### What you are asked to do
Scan the entries below. Report each line where the string "this" occurs.

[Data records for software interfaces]

◇ ◇ ◇ ◇ ◇

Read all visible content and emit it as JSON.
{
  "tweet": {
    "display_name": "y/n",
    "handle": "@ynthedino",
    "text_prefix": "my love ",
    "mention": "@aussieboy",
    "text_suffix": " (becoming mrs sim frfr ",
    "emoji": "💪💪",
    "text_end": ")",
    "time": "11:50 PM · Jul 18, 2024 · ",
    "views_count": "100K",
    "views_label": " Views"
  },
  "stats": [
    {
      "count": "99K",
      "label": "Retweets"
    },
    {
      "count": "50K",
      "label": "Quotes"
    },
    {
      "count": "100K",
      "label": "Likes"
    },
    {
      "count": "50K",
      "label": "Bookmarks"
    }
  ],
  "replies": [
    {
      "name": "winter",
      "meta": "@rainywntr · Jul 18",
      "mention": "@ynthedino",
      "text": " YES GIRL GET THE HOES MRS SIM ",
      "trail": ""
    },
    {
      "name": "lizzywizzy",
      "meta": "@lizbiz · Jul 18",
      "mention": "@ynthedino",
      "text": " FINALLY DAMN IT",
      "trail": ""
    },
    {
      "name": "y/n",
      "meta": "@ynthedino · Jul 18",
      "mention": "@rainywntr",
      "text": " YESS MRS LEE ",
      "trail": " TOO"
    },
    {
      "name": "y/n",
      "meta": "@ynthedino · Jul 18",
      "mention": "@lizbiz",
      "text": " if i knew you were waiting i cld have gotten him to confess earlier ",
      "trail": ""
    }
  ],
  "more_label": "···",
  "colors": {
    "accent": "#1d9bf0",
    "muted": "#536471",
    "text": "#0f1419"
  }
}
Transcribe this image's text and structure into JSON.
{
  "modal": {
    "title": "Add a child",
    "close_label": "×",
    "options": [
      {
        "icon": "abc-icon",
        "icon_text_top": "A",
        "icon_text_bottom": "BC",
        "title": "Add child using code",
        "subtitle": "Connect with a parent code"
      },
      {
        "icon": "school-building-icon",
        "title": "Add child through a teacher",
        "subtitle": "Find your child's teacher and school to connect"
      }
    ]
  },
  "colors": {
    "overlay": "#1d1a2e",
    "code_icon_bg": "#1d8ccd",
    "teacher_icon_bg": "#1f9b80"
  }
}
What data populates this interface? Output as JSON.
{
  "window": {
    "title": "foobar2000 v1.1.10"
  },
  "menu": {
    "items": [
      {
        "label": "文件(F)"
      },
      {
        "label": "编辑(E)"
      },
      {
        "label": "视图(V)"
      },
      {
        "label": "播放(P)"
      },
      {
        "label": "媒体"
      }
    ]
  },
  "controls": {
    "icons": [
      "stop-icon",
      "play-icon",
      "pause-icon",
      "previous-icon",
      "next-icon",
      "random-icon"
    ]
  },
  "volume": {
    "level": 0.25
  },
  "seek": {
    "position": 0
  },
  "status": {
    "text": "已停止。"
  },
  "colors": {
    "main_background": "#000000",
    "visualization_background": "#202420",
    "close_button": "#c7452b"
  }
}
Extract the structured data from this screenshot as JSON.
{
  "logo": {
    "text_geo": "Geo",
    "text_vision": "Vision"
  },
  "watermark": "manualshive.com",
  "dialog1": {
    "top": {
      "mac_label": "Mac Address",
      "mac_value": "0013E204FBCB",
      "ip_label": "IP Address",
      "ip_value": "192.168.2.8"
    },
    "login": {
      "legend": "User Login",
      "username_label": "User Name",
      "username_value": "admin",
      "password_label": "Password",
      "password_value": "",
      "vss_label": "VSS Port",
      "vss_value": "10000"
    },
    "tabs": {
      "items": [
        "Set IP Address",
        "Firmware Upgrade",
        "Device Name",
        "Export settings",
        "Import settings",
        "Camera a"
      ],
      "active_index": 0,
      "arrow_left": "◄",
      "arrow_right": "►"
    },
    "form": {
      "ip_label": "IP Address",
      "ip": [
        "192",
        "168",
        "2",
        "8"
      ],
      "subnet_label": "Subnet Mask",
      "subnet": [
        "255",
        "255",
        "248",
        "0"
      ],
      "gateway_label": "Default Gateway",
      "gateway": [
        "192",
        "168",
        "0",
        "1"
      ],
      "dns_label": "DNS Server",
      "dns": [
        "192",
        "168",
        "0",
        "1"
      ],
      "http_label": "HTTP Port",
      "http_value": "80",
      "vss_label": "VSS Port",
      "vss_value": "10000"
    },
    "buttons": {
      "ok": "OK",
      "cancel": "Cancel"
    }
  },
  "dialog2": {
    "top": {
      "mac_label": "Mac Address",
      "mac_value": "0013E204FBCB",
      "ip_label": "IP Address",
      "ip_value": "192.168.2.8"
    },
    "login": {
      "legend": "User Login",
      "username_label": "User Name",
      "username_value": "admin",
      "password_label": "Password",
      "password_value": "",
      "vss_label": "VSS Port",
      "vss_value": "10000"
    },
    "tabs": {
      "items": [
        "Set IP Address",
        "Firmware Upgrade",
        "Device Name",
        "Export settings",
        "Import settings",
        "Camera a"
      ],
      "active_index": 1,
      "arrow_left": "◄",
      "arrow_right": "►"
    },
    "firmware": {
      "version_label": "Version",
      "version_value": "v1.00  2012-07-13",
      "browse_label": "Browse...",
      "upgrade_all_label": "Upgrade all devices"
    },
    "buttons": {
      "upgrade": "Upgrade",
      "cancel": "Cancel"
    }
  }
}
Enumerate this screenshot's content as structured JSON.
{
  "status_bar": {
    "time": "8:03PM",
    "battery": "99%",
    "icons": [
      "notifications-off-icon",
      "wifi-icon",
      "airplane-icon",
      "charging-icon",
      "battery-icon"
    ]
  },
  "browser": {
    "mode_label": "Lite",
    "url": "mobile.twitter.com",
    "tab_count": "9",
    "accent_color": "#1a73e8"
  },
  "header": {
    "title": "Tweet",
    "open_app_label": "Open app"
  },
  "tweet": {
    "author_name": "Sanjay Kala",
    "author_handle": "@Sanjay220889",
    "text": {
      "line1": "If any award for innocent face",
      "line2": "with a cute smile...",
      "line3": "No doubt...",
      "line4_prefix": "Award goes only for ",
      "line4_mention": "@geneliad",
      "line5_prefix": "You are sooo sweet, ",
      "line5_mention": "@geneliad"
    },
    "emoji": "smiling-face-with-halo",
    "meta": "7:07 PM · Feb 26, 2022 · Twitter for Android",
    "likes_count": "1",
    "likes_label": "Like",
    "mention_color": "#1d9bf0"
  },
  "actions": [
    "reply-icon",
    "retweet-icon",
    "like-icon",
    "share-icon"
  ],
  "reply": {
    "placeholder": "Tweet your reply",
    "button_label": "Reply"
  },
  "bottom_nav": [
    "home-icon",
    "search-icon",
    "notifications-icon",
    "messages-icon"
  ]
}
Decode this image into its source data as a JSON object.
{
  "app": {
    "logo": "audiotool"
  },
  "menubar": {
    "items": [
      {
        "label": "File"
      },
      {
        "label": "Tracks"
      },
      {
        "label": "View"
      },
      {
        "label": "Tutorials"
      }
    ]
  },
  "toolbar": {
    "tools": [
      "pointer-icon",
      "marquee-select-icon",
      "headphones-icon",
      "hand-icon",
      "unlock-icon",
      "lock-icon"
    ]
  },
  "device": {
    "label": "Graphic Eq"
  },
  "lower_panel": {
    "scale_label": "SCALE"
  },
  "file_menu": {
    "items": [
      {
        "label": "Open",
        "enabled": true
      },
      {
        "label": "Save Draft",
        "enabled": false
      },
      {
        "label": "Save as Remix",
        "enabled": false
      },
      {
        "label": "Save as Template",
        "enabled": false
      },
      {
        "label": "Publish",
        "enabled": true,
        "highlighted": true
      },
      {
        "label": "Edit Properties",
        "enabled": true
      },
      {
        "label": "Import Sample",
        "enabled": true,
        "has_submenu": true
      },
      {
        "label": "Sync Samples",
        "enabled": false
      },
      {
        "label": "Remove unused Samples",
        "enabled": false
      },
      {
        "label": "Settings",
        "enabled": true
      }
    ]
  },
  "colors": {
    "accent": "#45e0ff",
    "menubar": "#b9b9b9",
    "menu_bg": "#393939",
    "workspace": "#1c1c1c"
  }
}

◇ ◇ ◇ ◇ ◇

### Written solution
Transcribe this image's text and structure into JSON.
What data populates this interface? Output as JSON.
Extract the structured data from this screenshot as JSON.
Enumerate this screenshot's content as structured JSON.
Decode this image into its source data as a JSON object.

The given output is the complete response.